- Avian influenza is a viral infection acquired through inhalation of or direct contact with feces, saliva, or nasal or eye secretions from sick or infected poultry, mostly in China and Southeast Asia.
- Risk to travelers is minimal and is mainly present where direct contact with poultry and their secretions occurs (such as live animal markets and poultry farms) during the winter months.
- Symptoms include fever, cough, muscle aches, runny nose, sneezing, headaches, and chills.
- Consequences of infection include pneumonia and respiratory failure.
- Prevention includes avoiding risk areas, avoiding contact with and consumption of undercooked poultry in affected areas, and observing good respiratory-hygiene (cough and sneeze etiquette) and hand-hygiene (frequent, thorough handwashing) measures.
- No vaccine or preventive drugs are available. Current influenza vaccines are not protective.
- Antivirals, such as oseltamivir (Tamiflu) or zanamivir (Relenza), may be used for treatment, under medical advice.
Avian influenza (sometimes called "bird flu") is caused by infection with avian strains of influenza viruses, which occur naturally in wild aquatic birds and can infect domestic poultry, other birds, and animals. Infected birds shed the virus in feces, saliva, and nasal or eye secretions. Avian influenza viruses rarely infect humans, but when they do, they often cause severe disease.
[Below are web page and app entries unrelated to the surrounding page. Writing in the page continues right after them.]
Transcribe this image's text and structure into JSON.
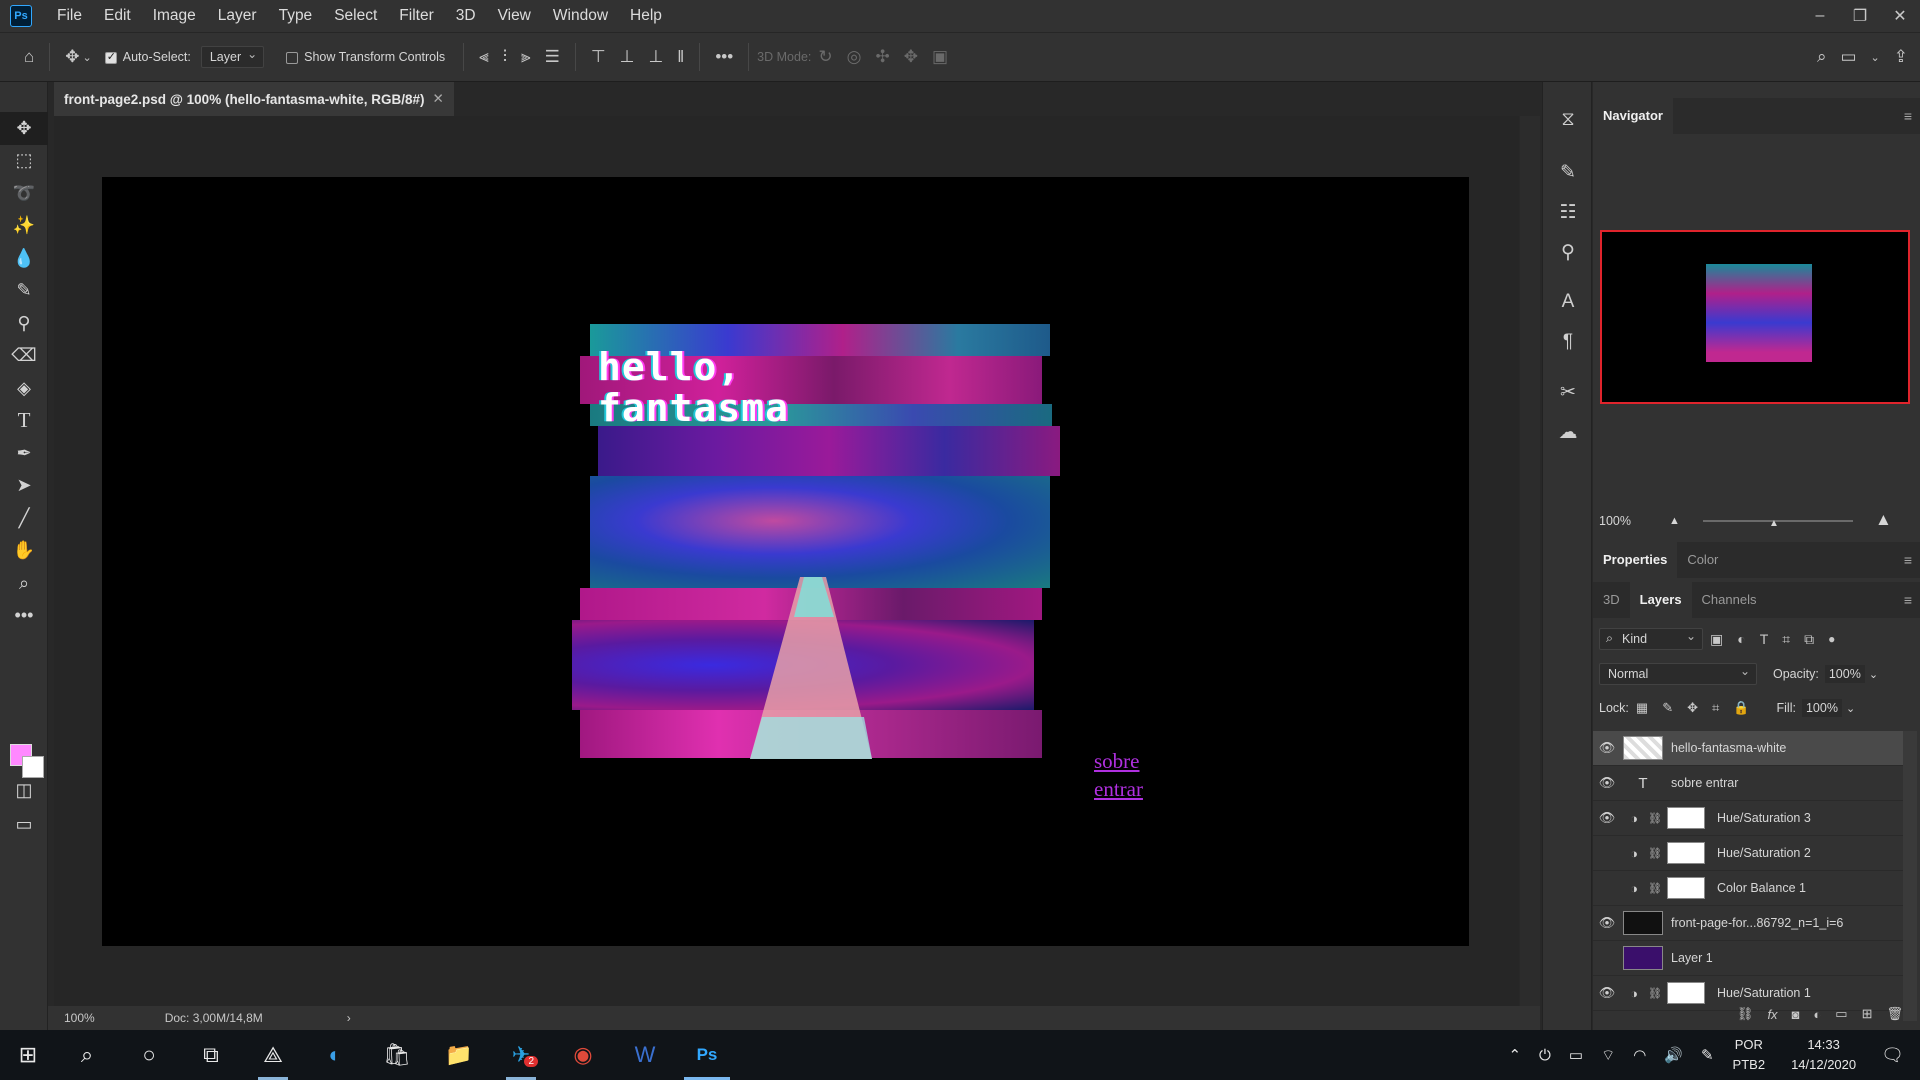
{
  "app": {
    "logo": "Ps"
  },
  "menu": [
    "File",
    "Edit",
    "Image",
    "Layer",
    "Type",
    "Select",
    "Filter",
    "3D",
    "View",
    "Window",
    "Help"
  ],
  "window_controls": {
    "minimize": "–",
    "restore": "❐",
    "close": "✕"
  },
  "options": {
    "auto_select_label": "Auto-Select:",
    "auto_select_checked": true,
    "auto_select_target": "Layer",
    "show_transform_label": "Show Transform Controls",
    "show_transform_checked": false,
    "mode_3d_label": "3D Mode:",
    "more": "•••"
  },
  "document": {
    "tab_title": "front-page2.psd @ 100% (hello-fantasma-white, RGB/8#)",
    "close": "✕",
    "zoom": "100%",
    "doc_info": "Doc: 3,00M/14,8M",
    "art_title_line1": "hello,",
    "art_title_line2": "fantasma",
    "link1": "sobre",
    "link2": "entrar"
  },
  "colors": {
    "foreground": "#ff88ff",
    "background": "#ffffff",
    "accent": "#31a8ff",
    "nav_frame": "#e0242c"
  },
  "navigator": {
    "tab": "Navigator",
    "zoom": "100%"
  },
  "properties_tabs": [
    "Properties",
    "Color"
  ],
  "layers_tabs": [
    "3D",
    "Layers",
    "Channels"
  ],
  "layers_panel": {
    "filter_kind": "Kind",
    "blend_mode": "Normal",
    "opacity_label": "Opacity:",
    "opacity": "100%",
    "lock_label": "Lock:",
    "fill_label": "Fill:",
    "fill": "100%"
  },
  "layers": [
    {
      "name": "hello-fantasma-white",
      "visible": true,
      "kind": "smart",
      "selected": true
    },
    {
      "name": "sobre entrar",
      "visible": true,
      "kind": "type"
    },
    {
      "name": "Hue/Saturation 3",
      "visible": true,
      "kind": "adjustment"
    },
    {
      "name": "Hue/Saturation 2",
      "visible": false,
      "kind": "adjustment"
    },
    {
      "name": "Color Balance 1",
      "visible": false,
      "kind": "adjustment"
    },
    {
      "name": "front-page-for...86792_n=1_i=6",
      "visible": true,
      "kind": "smart-dark"
    },
    {
      "name": "Layer 1",
      "visible": false,
      "kind": "pixel-purple"
    },
    {
      "name": "Hue/Saturation 1",
      "visible": true,
      "kind": "adjustment"
    }
  ],
  "taskbar": {
    "language": "POR",
    "layout": "PTB2",
    "time": "14:33",
    "date": "14/12/2020",
    "telegram_badge": "2"
  }
}
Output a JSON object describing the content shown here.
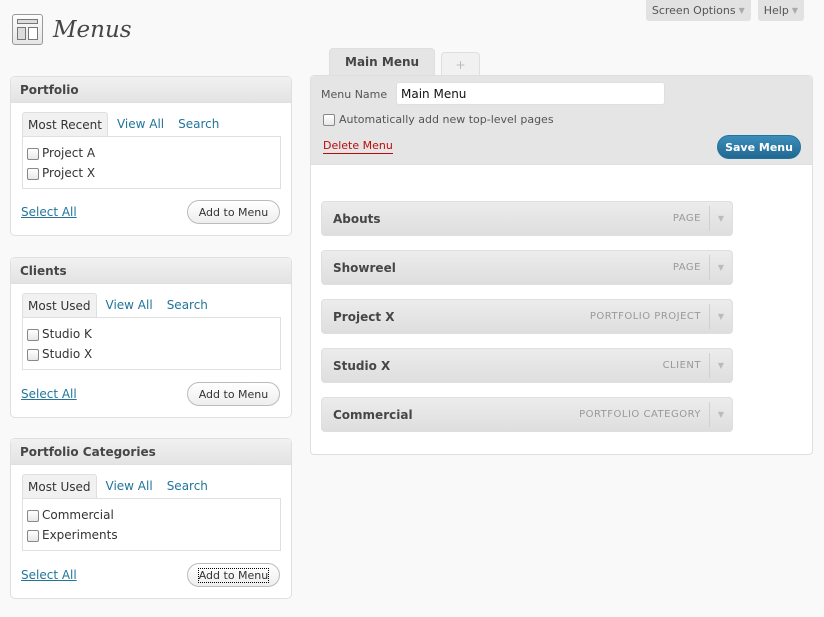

Two major subtypes of avian influenza are of potential concern to humans: influenza A(H7N9) and influenza A(H5N1); however, other subtypes (such as influenza A[H5N6]) also cause severe illness and death in humans.
H7N9: This subtype is prevalent in poultry in China. Since 2013, over 1500 human cases of H7N9 have occurred, mostly during winter months. Human cases have recently decreased, with only 3 cases during the 2017-18 winter. Cases in travelers are rare.
H5N1: This subtype is common in poultry in Bangladesh, China, Egypt, India, Indonesia, and Vietnam, with occasional outbreaks elsewhere. Since 2003, isolated ongoing transmission from birds to humans has occurred, resulting in more than 860 human cases (but few in recent years). Cases in travelers are rare.
Avian influenza is predominantly transmitted through inhalation of or direct contact with feces, saliva, or nasal or eye secretions from sick (H5N1) or infected (H7N9) poultry. No evidence of sustained human-to-human transmission exists; however, small household clusters have occurred.
Transmission can also occur through contact with the virus on surfaces or by inhaling the virus. Respiratory secretions, body fluids, and feces of persons infected with the virus should be considered potentially infectious. Exposure might also occur by eating undercooked eggs or poultry.
On aircraft, a risk (although very low) of infection exists for travelers sitting within a 2-seat range (in back, front, and beside) of an infectious traveler.
Risk to travelers is minimal and is mainly present where direct contact with poultry and their secretions occurs (such as live animal markets and poultry farms) during the winter months. Risk may exist from consumption of poultry in affected areas because it is difficult to determine visually whether the meat is fully cooked.
Symptoms are similar to those of severe seasonal influenza, with fever and typical symptoms such as cough, muscle aches, runny nose, headaches, and chills.
Consequences of Infection
Avian influenza can lead to pneumonia and severe lower respiratory illness about 3 to 5 days into the illness. Death occurs in about 60% of H5N1 cases and 40% of H7N9 cases. Persons 75 years and older are at greatest risk.
Need for Medical Assistance
Travelers who develop symptoms of avian influenza within 10 days of travel to an affected area should observe good respiratory-hygiene (cough and sneeze etiquette) measures and seek immediate medical care, informing the medical provider of travel history.
Shoreland recommends the use of oseltamivir (Tamiflu) for the treatment of avian influenza over zanamivir (Relenza), which is inhaled and more difficult to use. Travelers who carry oseltamivir or zanamivir should take the drug only under medical advice. This could be at the destination or after consultation with the prescribing provider at home.
Travelers should be advised to:
- Avoid places where direct contact with birds and poultry may occur, such as live animal markets and poultry farms in affected areas.
- Avoid consumption of poultry in affected areas because it is difficult to determine visually whether the meat is fully cooked.
- Observe good respiratory-hygiene (cough and sneeze etiquette) and hand-hygiene (frequent, thorough handwashing) measures.
Several human monovalent H5N1 vaccines have been licensed but are not commercially available. No FDA-approved vaccine for H7N9 exists for human use. Seasonal influenza vaccines do not include avian strains and offer no partial or cross-protection.
Travelers departing China should be aware that many countries have implemented enhanced health surveillance of incoming travelers, including thermal scanning at border points and random temperature checks, due to cases of H7N9. Several countries have indicated the possibility of mandatory hospital referral or confinement for suspected cases in ill arrivals.